Has being from Mississippi helped you stand out in the industry in any way?

Well, obviously I have my little Southern accent, so that’s a positive. I feel like most people from Mississippi and from the South are hospitable and kind, and I think that goes a long way.

If you could create a scene built around one location in Mississippi, where would that be and why?

Well, you know, I’m going to say Natchez. (laughs) I moved here for a reason. I’m completely in love with these old houses, and the view from the bluff. I’ve been so many places, and places are beautiful for different reasons. And I’m still blown away by the view from the bluff. And, I know I’m a costume designer, but I am writing a feature that takes place here from some locations that’s inspired me on my bike rides. And I’m also writing a pilot that I could see shot here. But the pilot is, well, they’re both a little supernatural, but the pilot would be more contemporary. There is an old abandoned, antebellum home that you can ride your bike to and walk around. And it’s just kind of amazing that it’s still standing there being overgrown. But you can walk through it and just imagine how much money this person had who built this house and their lives. And to see it now, it is very scary. (laughs) But going to that location, your wheels start spinning.

Do you have a favorite moment on set or with a project?

There is always a moment.

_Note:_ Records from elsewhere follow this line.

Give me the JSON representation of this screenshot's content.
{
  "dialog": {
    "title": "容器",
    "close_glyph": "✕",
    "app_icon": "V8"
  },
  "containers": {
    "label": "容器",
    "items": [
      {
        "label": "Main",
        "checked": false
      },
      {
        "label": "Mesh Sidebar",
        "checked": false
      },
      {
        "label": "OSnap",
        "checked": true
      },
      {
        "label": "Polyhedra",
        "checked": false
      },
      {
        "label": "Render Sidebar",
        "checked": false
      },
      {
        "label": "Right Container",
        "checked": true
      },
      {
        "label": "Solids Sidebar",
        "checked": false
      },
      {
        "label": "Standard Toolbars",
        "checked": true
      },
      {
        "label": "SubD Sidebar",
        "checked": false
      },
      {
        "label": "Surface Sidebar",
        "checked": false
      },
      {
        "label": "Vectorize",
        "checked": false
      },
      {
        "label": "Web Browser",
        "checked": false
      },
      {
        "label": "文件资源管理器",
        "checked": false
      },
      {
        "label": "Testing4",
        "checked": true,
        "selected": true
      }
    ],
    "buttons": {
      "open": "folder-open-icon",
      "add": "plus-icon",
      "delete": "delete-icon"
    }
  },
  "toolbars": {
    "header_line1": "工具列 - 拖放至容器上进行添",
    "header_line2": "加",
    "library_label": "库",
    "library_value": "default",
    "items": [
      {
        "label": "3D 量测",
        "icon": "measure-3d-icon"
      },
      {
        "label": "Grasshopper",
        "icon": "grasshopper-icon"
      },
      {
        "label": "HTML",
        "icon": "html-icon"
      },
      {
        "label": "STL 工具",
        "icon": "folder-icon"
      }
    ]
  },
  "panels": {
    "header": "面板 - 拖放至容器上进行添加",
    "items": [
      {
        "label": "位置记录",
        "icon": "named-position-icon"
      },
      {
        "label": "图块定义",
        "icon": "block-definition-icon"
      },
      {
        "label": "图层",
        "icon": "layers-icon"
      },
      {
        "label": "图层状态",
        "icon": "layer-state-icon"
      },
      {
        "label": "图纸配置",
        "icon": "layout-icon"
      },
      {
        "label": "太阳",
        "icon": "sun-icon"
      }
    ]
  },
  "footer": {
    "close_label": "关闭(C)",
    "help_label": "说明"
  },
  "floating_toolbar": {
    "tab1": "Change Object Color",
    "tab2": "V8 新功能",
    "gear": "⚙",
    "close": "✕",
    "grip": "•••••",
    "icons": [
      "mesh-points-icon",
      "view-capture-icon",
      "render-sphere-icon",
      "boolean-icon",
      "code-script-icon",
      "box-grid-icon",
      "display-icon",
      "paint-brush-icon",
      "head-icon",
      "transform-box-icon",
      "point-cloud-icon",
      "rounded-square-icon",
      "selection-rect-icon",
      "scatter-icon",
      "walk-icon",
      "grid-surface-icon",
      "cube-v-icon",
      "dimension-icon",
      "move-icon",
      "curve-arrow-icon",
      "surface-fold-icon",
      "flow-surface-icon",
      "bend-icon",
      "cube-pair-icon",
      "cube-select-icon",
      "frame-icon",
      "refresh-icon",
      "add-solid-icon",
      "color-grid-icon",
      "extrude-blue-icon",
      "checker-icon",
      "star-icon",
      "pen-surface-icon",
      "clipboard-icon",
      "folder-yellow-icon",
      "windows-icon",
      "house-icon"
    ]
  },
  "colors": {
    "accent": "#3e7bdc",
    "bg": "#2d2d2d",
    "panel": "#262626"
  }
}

I mentioned the movement of the costumes for the kung fu movie. So this is one of those most recent moments, where I’m watching the stunt actors on wires come down slowly, and their costumes are just flying behind them perfectly in the right way. And you can see all the layers of green. It’s that kind of moment where me and another team member look at each other, smile and give a nod. I can see our work working, but I can see the other departments’ work working. It’s like this beautiful little alchemy happening in front of you.

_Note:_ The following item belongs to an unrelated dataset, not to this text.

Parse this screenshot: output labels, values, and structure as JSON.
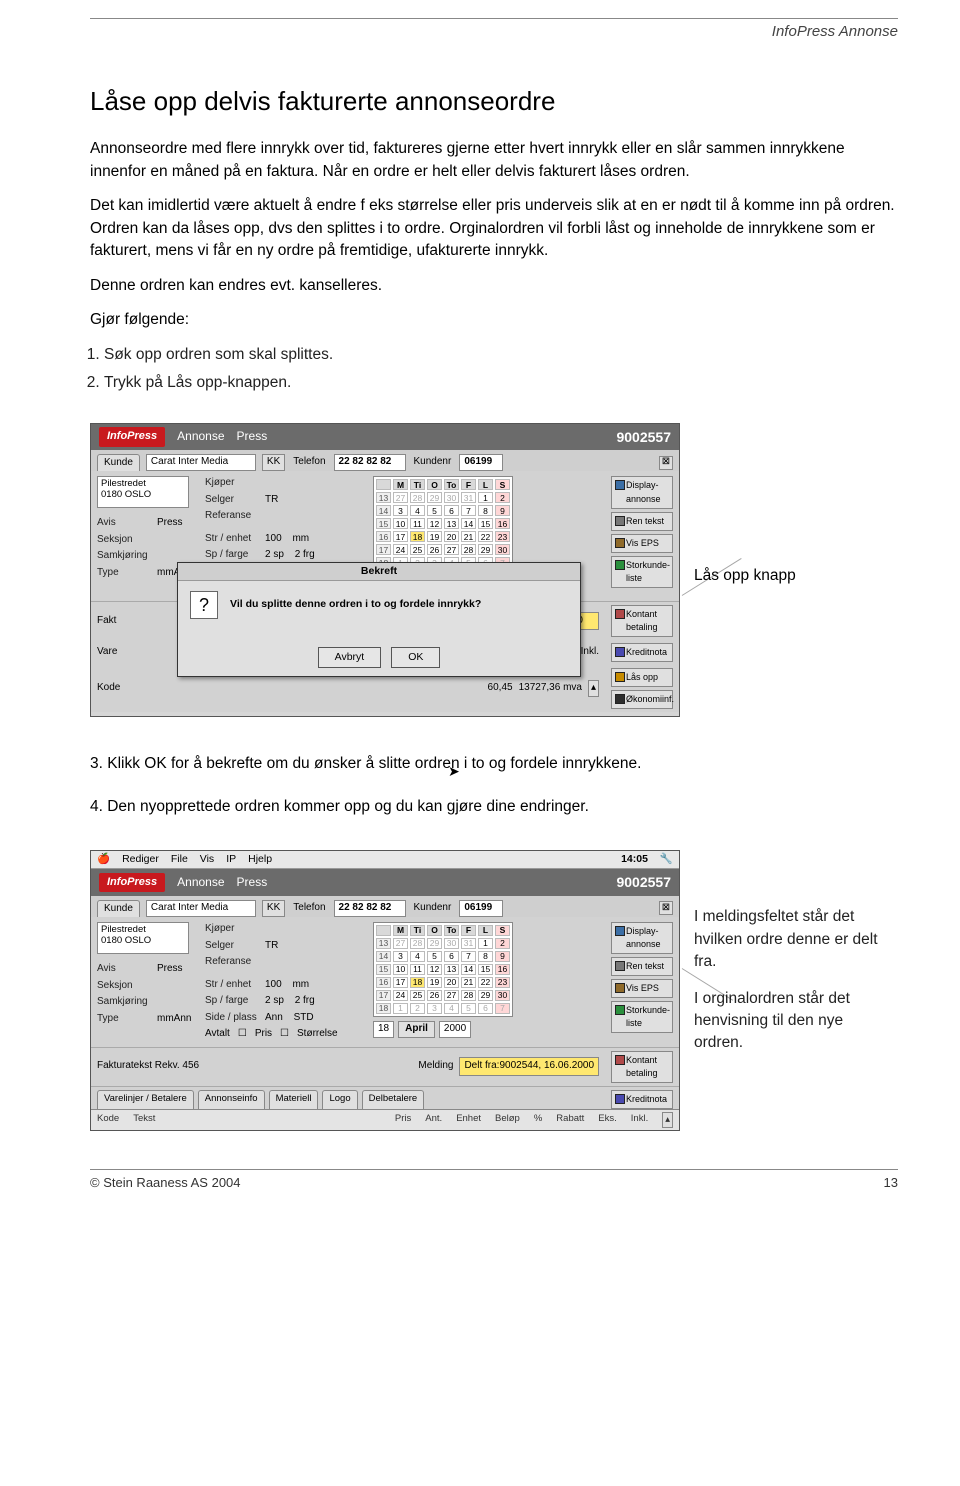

What would you say to convince someone to bring a project to Mississippi?

I would probably start with the incentives that Mississippi has because they’re really good. It’s a cash rebate, which is better than tax credits. I would start with that. And then also the locations. You know, the locations that I mentioned, I would probably put together a pitch book, which is beautiful photos of the locations. And then I would mention the crew that’s already here too. Because those are all, I think, key points. Money, location and crew.

What are your hopes for the film industry in the state?

I really hope we get a TV series. And I love film, but a TV series means like 300 plus jobs for crew members and it means almost a full year of work. And if a series comes back, season after season it’s sustainable jobs for people. And I think if we just got one, it would be enough for most of us film people so we don’t have to bounce around so much. It could possibly work miracles to our hometowns. I think it’s really good for the local economy, too.

What’s your advice for someone who wants to get into the film or TV industry?

To educate yourself as much as possible. If you have interest in costumes, I would suggest watching interviews with costume designers to get a feel for what the job is. Or if you have an interest in production design, do some Internet research and then find people that are not that far away from you, the closest film hub, and reach out to them and tell them that you want to start as a production assistant and you can give them references.

Where can people find you and connect with you?

My Instagram is @ashleyheathcockcostumedesigner and my website is